▶ **EXERCISE REQUIREMENTS**
Reproduce the records that follow exactly as they appear.

[Source records]
──────

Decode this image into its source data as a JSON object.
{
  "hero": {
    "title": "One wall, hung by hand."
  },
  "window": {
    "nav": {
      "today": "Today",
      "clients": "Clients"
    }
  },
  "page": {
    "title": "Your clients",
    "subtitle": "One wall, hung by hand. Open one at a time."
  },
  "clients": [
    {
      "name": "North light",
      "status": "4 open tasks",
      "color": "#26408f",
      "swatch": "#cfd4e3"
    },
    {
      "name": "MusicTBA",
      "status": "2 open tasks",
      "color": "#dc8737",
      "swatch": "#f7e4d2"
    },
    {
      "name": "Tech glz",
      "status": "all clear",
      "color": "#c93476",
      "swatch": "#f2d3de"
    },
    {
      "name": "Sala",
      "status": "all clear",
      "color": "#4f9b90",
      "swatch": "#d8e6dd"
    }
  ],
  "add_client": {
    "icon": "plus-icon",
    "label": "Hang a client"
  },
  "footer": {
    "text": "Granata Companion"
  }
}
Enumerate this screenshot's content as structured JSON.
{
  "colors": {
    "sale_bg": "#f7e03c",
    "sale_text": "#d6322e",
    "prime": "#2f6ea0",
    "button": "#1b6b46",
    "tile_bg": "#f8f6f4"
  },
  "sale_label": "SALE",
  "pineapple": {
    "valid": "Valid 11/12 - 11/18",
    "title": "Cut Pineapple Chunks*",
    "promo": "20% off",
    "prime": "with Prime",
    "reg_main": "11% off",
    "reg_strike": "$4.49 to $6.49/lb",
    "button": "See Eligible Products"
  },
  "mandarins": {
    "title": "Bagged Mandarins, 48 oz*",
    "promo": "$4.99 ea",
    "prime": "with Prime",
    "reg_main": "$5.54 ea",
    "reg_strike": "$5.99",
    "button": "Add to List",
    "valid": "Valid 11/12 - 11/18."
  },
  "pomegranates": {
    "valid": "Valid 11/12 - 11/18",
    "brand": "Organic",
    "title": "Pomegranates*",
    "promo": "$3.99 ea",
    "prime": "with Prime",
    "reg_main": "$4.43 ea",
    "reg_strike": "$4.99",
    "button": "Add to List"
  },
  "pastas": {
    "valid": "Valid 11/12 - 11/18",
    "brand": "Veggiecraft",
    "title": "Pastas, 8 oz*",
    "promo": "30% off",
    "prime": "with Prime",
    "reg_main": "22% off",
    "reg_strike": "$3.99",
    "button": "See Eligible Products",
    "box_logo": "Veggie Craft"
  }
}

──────

▶ **ANSWER SPACE**
Decode this image into its source data as a JSON object.
{
  "hero": {
    "title": "One wall, hung by hand."
  },
  "window": {
    "nav": {
      "today": "Today",
      "clients": "Clients"
    }
  },
  "page": {
    "title": "Your clients",
    "subtitle": "One wall, hung by hand. Open one at a time."
  },
  "clients": [
    {
      "name": "North light",
      "status": "4 open tasks",
      "color": "#26408f",
      "swatch": "#cfd4e3"
    },
    {
      "name": "MusicTBA",
      "status": "2 open tasks",
      "color": "#dc8737",
      "swatch": "#f7e4d2"
    },
    {
      "name": "Tech glz",
      "status": "all clear",
      "color": "#c93476",
      "swatch": "#f2d3de"
    },
    {
      "name": "Sala",
      "status": "all clear",
      "color": "#4f9b90",
      "swatch": "#d8e6dd"
    }
  ],
  "add_client": {
    "icon": "plus-icon",
    "label": "Hang a client"
  },
  "footer": {
    "text": "Granata Companion"
  }
}
Enumerate this screenshot's content as structured JSON.
{
  "colors": {
    "sale_bg": "#f7e03c",
    "sale_text": "#d6322e",
    "prime": "#2f6ea0",
    "button": "#1b6b46",
    "tile_bg": "#f8f6f4"
  },
  "sale_label": "SALE",
  "pineapple": {
    "valid": "Valid 11/12 - 11/18",
    "title": "Cut Pineapple Chunks*",
    "promo": "20% off",
    "prime": "with Prime",
    "reg_main": "11% off",
    "reg_strike": "$4.49 to $6.49/lb",
    "button": "See Eligible Products"
  },
  "mandarins": {
    "title": "Bagged Mandarins, 48 oz*",
    "promo": "$4.99 ea",
    "prime": "with Prime",
    "reg_main": "$5.54 ea",
    "reg_strike": "$5.99",
    "button": "Add to List",
    "valid": "Valid 11/12 - 11/18."
  },
  "pomegranates": {
    "valid": "Valid 11/12 - 11/18",
    "brand": "Organic",
    "title": "Pomegranates*",
    "promo": "$3.99 ea",
    "prime": "with Prime",
    "reg_main": "$4.43 ea",
    "reg_strike": "$4.99",
    "button": "Add to List"
  },
  "pastas": {
    "valid": "Valid 11/12 - 11/18",
    "brand": "Veggiecraft",
    "title": "Pastas, 8 oz*",
    "promo": "30% off",
    "prime": "with Prime",
    "reg_main": "22% off",
    "reg_strike": "$3.99",
    "button": "See Eligible Products",
    "box_logo": "Veggie Craft"
  }
}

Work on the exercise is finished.